**What is needed:** Exclude the pictures and reproduce the remaining data exactly as written.

**Excerpts from a dataset:**
== Segment start ==
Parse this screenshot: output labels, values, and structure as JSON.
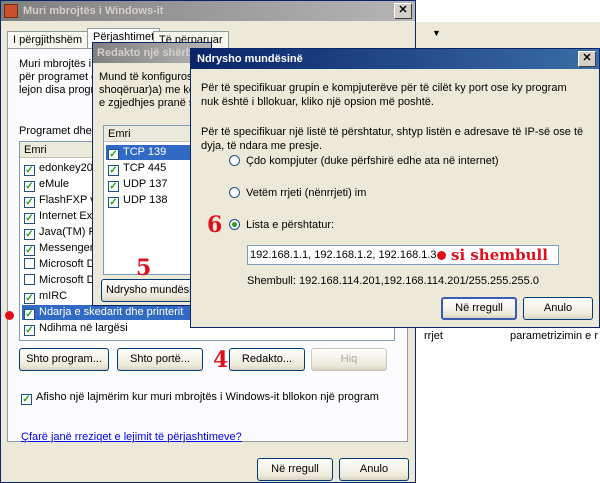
{
  "main_window": {
    "title": "Muri mbrojtës i Windows-it",
    "tabs": [
      "I përgjithshëm",
      "Përjashtimet",
      "Të përparuar"
    ],
    "intro": "Muri mbrojtës i Windows-it po bllokon lidhjet hyrëse, me përjashtim të programeve dhe shërbimeve të përzgjedhura më poshtë. Shtimi i përjashtimeve lejon disa programe",
    "intro_line1": "Muri mbrojtës i V",
    "intro_line2": "për programet d",
    "intro_line3": "lejon disa progr",
    "programs_label": "Programet dhe s",
    "column": "Emri",
    "programs": [
      {
        "label": "edonkey2000",
        "checked": true
      },
      {
        "label": "eMule",
        "checked": true
      },
      {
        "label": "FlashFXP v",
        "checked": true
      },
      {
        "label": "Internet Ex",
        "checked": true
      },
      {
        "label": "Java(TM) P",
        "checked": true
      },
      {
        "label": "Messenger",
        "checked": true
      },
      {
        "label": "Microsoft D",
        "checked": false
      },
      {
        "label": "Microsoft D",
        "checked": false
      },
      {
        "label": "mIRC",
        "checked": true
      },
      {
        "label": "Ndarja e skedarit dhe printerit",
        "checked": true
      },
      {
        "label": "Ndihma në largësi",
        "checked": true
      }
    ],
    "buttons": {
      "add_program": "Shto program...",
      "add_port": "Shto portë...",
      "edit": "Redakto...",
      "delete": "Hiq",
      "ok": "Në rregull",
      "cancel": "Anulo"
    },
    "notify_label": "Afisho një lajmërim kur muri mbrojtës i Windows-it bllokon një program",
    "notify_checked": true,
    "risk_link": "Çfarë janë rreziqet e lejimit të përjashtimeve?"
  },
  "edit_window": {
    "title": "Redakto një shërbim",
    "text_line1": "Mund të konfigurosh",
    "text_line2": "shoqëruar)a) me këtë",
    "text_line3": "e zgjedhjes pranë sa",
    "column": "Emri",
    "ports": [
      {
        "label": "TCP 139",
        "checked": true
      },
      {
        "label": "TCP 445",
        "checked": true
      },
      {
        "label": "UDP 137",
        "checked": true
      },
      {
        "label": "UDP 138",
        "checked": true
      }
    ],
    "change_scope_button": "Ndrysho mundësinë"
  },
  "scope_dialog": {
    "title": "Ndrysho mundësinë",
    "para1": "Për të specifikuar grupin e kompjuterëve për të cilët ky port ose ky program nuk është i bllokuar, kliko një opsion më poshtë.",
    "para2": "Për të specifikuar një listë të përshtatur, shtyp listën e adresave të IP-së ose të dyja, të ndara me presje.",
    "options": [
      {
        "label": "Çdo kompjuter (duke përfshirë edhe ata në internet)",
        "selected": false
      },
      {
        "label": "Vetëm rrjeti (nënrrjeti) im",
        "selected": false
      },
      {
        "label": "Lista e përshtatur:",
        "selected": true
      }
    ],
    "custom_list_value": "192.168.1.1, 192.168.1.2, 192.168.1.3",
    "example": "Shembull: 192.168.114.201,192.168.114.201/255.255.255.0",
    "ok": "Në rregull",
    "cancel": "Anulo"
  },
  "background": {
    "text_a": "rrjet",
    "text_b": "parametrizimin e r"
  },
  "annotations": {
    "step4": "4",
    "step5": "5",
    "step6": "6",
    "example_tag": "si shembull"
  },
  "colors": {
    "titlebar": "#0a246a",
    "annotation_red": "#e0101a",
    "check_green": "#21a121"
  }
}
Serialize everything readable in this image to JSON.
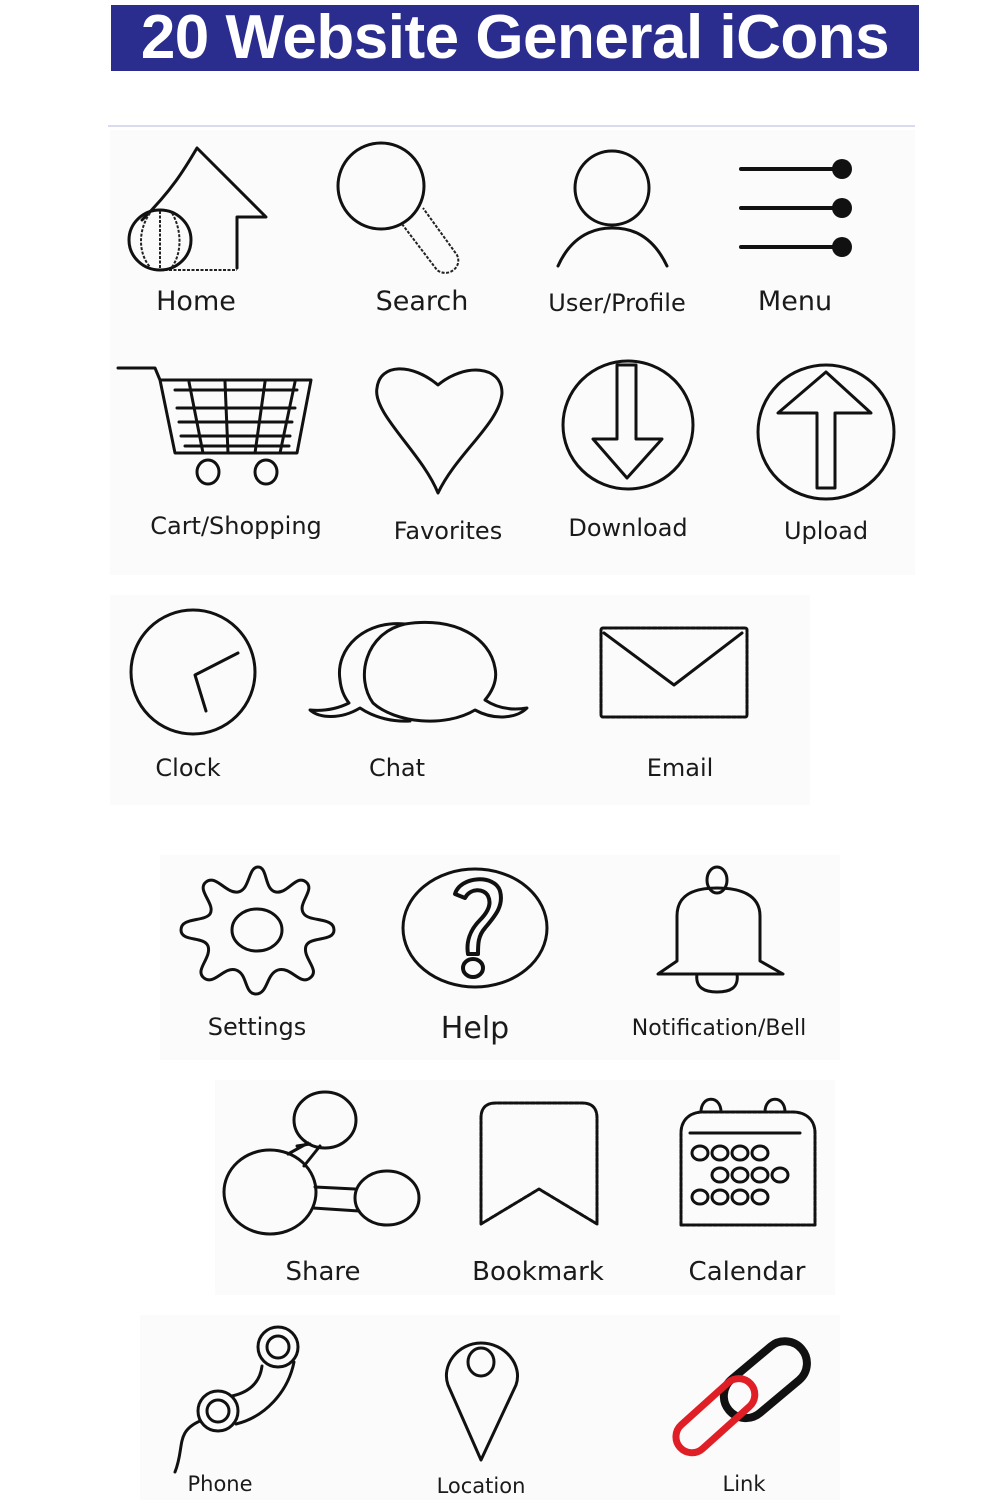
{
  "title": "20 Website General iCons",
  "colors": {
    "banner_bg": "#2b2d8e",
    "banner_text": "#ffffff",
    "icon_stroke": "#111111",
    "link_accent": "#e01e26"
  },
  "rows": [
    {
      "icons": [
        {
          "label": "Home",
          "icon": "home-icon"
        },
        {
          "label": "Search",
          "icon": "search-icon"
        },
        {
          "label": "User/Profile",
          "icon": "user-icon"
        },
        {
          "label": "Menu",
          "icon": "menu-icon"
        }
      ]
    },
    {
      "icons": [
        {
          "label": "Cart/Shopping",
          "icon": "cart-icon"
        },
        {
          "label": "Favorites",
          "icon": "heart-icon"
        },
        {
          "label": "Download",
          "icon": "download-icon"
        },
        {
          "label": "Upload",
          "icon": "upload-icon"
        }
      ]
    },
    {
      "icons": [
        {
          "label": "Clock",
          "icon": "clock-icon"
        },
        {
          "label": "Chat",
          "icon": "chat-icon"
        },
        {
          "label": "Email",
          "icon": "email-icon"
        }
      ]
    },
    {
      "icons": [
        {
          "label": "Settings",
          "icon": "gear-icon"
        },
        {
          "label": "Help",
          "icon": "help-icon"
        },
        {
          "label": "Notification/Bell",
          "icon": "bell-icon"
        }
      ]
    },
    {
      "icons": [
        {
          "label": "Share",
          "icon": "share-icon"
        },
        {
          "label": "Bookmark",
          "icon": "bookmark-icon"
        },
        {
          "label": "Calendar",
          "icon": "calendar-icon"
        }
      ]
    },
    {
      "icons": [
        {
          "label": "Phone",
          "icon": "phone-icon"
        },
        {
          "label": "Location",
          "icon": "location-pin-icon"
        },
        {
          "label": "Link",
          "icon": "link-icon"
        }
      ]
    }
  ]
}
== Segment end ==
**Reply:**
Parse this screenshot: output labels, values, and structure as JSON.
{
  "main_window": {
    "title": "Muri mbrojtës i Windows-it",
    "tabs": [
      "I përgjithshëm",
      "Përjashtimet",
      "Të përparuar"
    ],
    "intro": "Muri mbrojtës i Windows-it po bllokon lidhjet hyrëse, me përjashtim të programeve dhe shërbimeve të përzgjedhura më poshtë. Shtimi i përjashtimeve lejon disa programe",
    "intro_line1": "Muri mbrojtës i V",
    "intro_line2": "për programet d",
    "intro_line3": "lejon disa progr",
    "programs_label": "Programet dhe s",
    "column": "Emri",
    "programs": [
      {
        "label": "edonkey2000",
        "checked": true
      },
      {
        "label": "eMule",
        "checked": true
      },
      {
        "label": "FlashFXP v",
        "checked": true
      },
      {
        "label": "Internet Ex",
        "checked": true
      },
      {
        "label": "Java(TM) P",
        "checked": true
      },
      {
        "label": "Messenger",
        "checked": true
      },
      {
        "label": "Microsoft D",
        "checked": false
      },
      {
        "label": "Microsoft D",
        "checked": false
      },
      {
        "label": "mIRC",
        "checked": true
      },
      {
        "label": "Ndarja e skedarit dhe printerit",
        "checked": true
      },
      {
        "label": "Ndihma në largësi",
        "checked": true
      }
    ],
    "buttons": {
      "add_program": "Shto program...",
      "add_port": "Shto portë...",
      "edit": "Redakto...",
      "delete": "Hiq",
      "ok": "Në rregull",
      "cancel": "Anulo"
    },
    "notify_label": "Afisho një lajmërim kur muri mbrojtës i Windows-it bllokon një program",
    "notify_checked": true,
    "risk_link": "Çfarë janë rreziqet e lejimit të përjashtimeve?"
  },
  "edit_window": {
    "title": "Redakto një shërbim",
    "text_line1": "Mund të konfigurosh",
    "text_line2": "shoqëruar)a) me këtë",
    "text_line3": "e zgjedhjes pranë sa",
    "column": "Emri",
    "ports": [
      {
        "label": "TCP 139",
        "checked": true
      },
      {
        "label": "TCP 445",
        "checked": true
      },
      {
        "label": "UDP 137",
        "checked": true
      },
      {
        "label": "UDP 138",
        "checked": true
      }
    ],
    "change_scope_button": "Ndrysho mundësinë"
  },
  "scope_dialog": {
    "title": "Ndrysho mundësinë",
    "para1": "Për të specifikuar grupin e kompjuterëve për të cilët ky port ose ky program nuk është i bllokuar, kliko një opsion më poshtë.",
    "para2": "Për të specifikuar një listë të përshtatur, shtyp listën e adresave të IP-së ose të dyja, të ndara me presje.",
    "options": [
      {
        "label": "Çdo kompjuter (duke përfshirë edhe ata në internet)",
        "selected": false
      },
      {
        "label": "Vetëm rrjeti (nënrrjeti) im",
        "selected": false
      },
      {
        "label": "Lista e përshtatur:",
        "selected": true
      }
    ],
    "custom_list_value": "192.168.1.1, 192.168.1.2, 192.168.1.3",
    "example": "Shembull: 192.168.114.201,192.168.114.201/255.255.255.0",
    "ok": "Në rregull",
    "cancel": "Anulo"
  },
  "background": {
    "text_a": "rrjet",
    "text_b": "parametrizimin e r"
  },
  "annotations": {
    "step4": "4",
    "step5": "5",
    "step6": "6",
    "example_tag": "si shembull"
  },
  "colors": {
    "titlebar": "#0a246a",
    "annotation_red": "#e0101a",
    "check_green": "#21a121"
  }
}
Serialize everything readable in this image to JSON.
{
  "title": "20 Website General iCons",
  "colors": {
    "banner_bg": "#2b2d8e",
    "banner_text": "#ffffff",
    "icon_stroke": "#111111",
    "link_accent": "#e01e26"
  },
  "rows": [
    {
      "icons": [
        {
          "label": "Home",
          "icon": "home-icon"
        },
        {
          "label": "Search",
          "icon": "search-icon"
        },
        {
          "label": "User/Profile",
          "icon": "user-icon"
        },
        {
          "label": "Menu",
          "icon": "menu-icon"
        }
      ]
    },
    {
      "icons": [
        {
          "label": "Cart/Shopping",
          "icon": "cart-icon"
        },
        {
          "label": "Favorites",
          "icon": "heart-icon"
        },
        {
          "label": "Download",
          "icon": "download-icon"
        },
        {
          "label": "Upload",
          "icon": "upload-icon"
        }
      ]
    },
    {
      "icons": [
        {
          "label": "Clock",
          "icon": "clock-icon"
        },
        {
          "label": "Chat",
          "icon": "chat-icon"
        },
        {
          "label": "Email",
          "icon": "email-icon"
        }
      ]
    },
    {
      "icons": [
        {
          "label": "Settings",
          "icon": "gear-icon"
        },
        {
          "label": "Help",
          "icon": "help-icon"
        },
        {
          "label": "Notification/Bell",
          "icon": "bell-icon"
        }
      ]
    },
    {
      "icons": [
        {
          "label": "Share",
          "icon": "share-icon"
        },
        {
          "label": "Bookmark",
          "icon": "bookmark-icon"
        },
        {
          "label": "Calendar",
          "icon": "calendar-icon"
        }
      ]
    },
    {
      "icons": [
        {
          "label": "Phone",
          "icon": "phone-icon"
        },
        {
          "label": "Location",
          "icon": "location-pin-icon"
        },
        {
          "label": "Link",
          "icon": "link-icon"
        }
      ]
    }
  ]
}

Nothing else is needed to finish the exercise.